Task material:

= Beginning of Section =

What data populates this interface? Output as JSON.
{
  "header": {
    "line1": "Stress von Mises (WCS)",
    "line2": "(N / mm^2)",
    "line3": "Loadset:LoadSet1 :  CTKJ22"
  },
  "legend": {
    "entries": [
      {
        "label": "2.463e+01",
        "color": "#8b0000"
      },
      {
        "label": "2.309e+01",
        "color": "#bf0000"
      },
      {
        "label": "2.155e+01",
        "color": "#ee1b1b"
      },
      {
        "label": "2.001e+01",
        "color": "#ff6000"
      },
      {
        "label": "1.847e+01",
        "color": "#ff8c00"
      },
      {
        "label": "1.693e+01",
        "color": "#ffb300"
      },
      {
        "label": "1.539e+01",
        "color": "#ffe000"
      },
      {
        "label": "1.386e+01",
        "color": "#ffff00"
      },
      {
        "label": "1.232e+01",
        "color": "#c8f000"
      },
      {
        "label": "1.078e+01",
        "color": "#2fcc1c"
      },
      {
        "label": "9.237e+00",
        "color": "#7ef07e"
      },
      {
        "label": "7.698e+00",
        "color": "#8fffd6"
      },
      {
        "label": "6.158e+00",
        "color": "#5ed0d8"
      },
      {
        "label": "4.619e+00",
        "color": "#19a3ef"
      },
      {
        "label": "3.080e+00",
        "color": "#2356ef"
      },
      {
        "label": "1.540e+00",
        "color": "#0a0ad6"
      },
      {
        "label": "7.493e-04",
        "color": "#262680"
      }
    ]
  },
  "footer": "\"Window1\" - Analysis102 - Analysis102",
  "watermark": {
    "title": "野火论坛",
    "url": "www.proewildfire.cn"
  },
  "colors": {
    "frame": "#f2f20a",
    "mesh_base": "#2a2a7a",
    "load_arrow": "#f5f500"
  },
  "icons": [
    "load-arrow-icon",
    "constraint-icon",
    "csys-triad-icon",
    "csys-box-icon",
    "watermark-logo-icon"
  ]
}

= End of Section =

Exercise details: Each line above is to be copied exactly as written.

Result for this task:
What data populates this interface? Output as JSON.
{
  "header": {
    "line1": "Stress von Mises (WCS)",
    "line2": "(N / mm^2)",
    "line3": "Loadset:LoadSet1 :  CTKJ22"
  },
  "legend": {
    "entries": [
      {
        "label": "2.463e+01",
        "color": "#8b0000"
      },
      {
        "label": "2.309e+01",
        "color": "#bf0000"
      },
      {
        "label": "2.155e+01",
        "color": "#ee1b1b"
      },
      {
        "label": "2.001e+01",
        "color": "#ff6000"
      },
      {
        "label": "1.847e+01",
        "color": "#ff8c00"
      },
      {
        "label": "1.693e+01",
        "color": "#ffb300"
      },
      {
        "label": "1.539e+01",
        "color": "#ffe000"
      },
      {
        "label": "1.386e+01",
        "color": "#ffff00"
      },
      {
        "label": "1.232e+01",
        "color": "#c8f000"
      },
      {
        "label": "1.078e+01",
        "color": "#2fcc1c"
      },
      {
        "label": "9.237e+00",
        "color": "#7ef07e"
      },
      {
        "label": "7.698e+00",
        "color": "#8fffd6"
      },
      {
        "label": "6.158e+00",
        "color": "#5ed0d8"
      },
      {
        "label": "4.619e+00",
        "color": "#19a3ef"
      },
      {
        "label": "3.080e+00",
        "color": "#2356ef"
      },
      {
        "label": "1.540e+00",
        "color": "#0a0ad6"
      },
      {
        "label": "7.493e-04",
        "color": "#262680"
      }
    ]
  },
  "footer": "\"Window1\" - Analysis102 - Analysis102",
  "watermark": {
    "title": "野火论坛",
    "url": "www.proewildfire.cn"
  },
  "colors": {
    "frame": "#f2f20a",
    "mesh_base": "#2a2a7a",
    "load_arrow": "#f5f500"
  },
  "icons": [
    "load-arrow-icon",
    "constraint-icon",
    "csys-triad-icon",
    "csys-box-icon",
    "watermark-logo-icon"
  ]
}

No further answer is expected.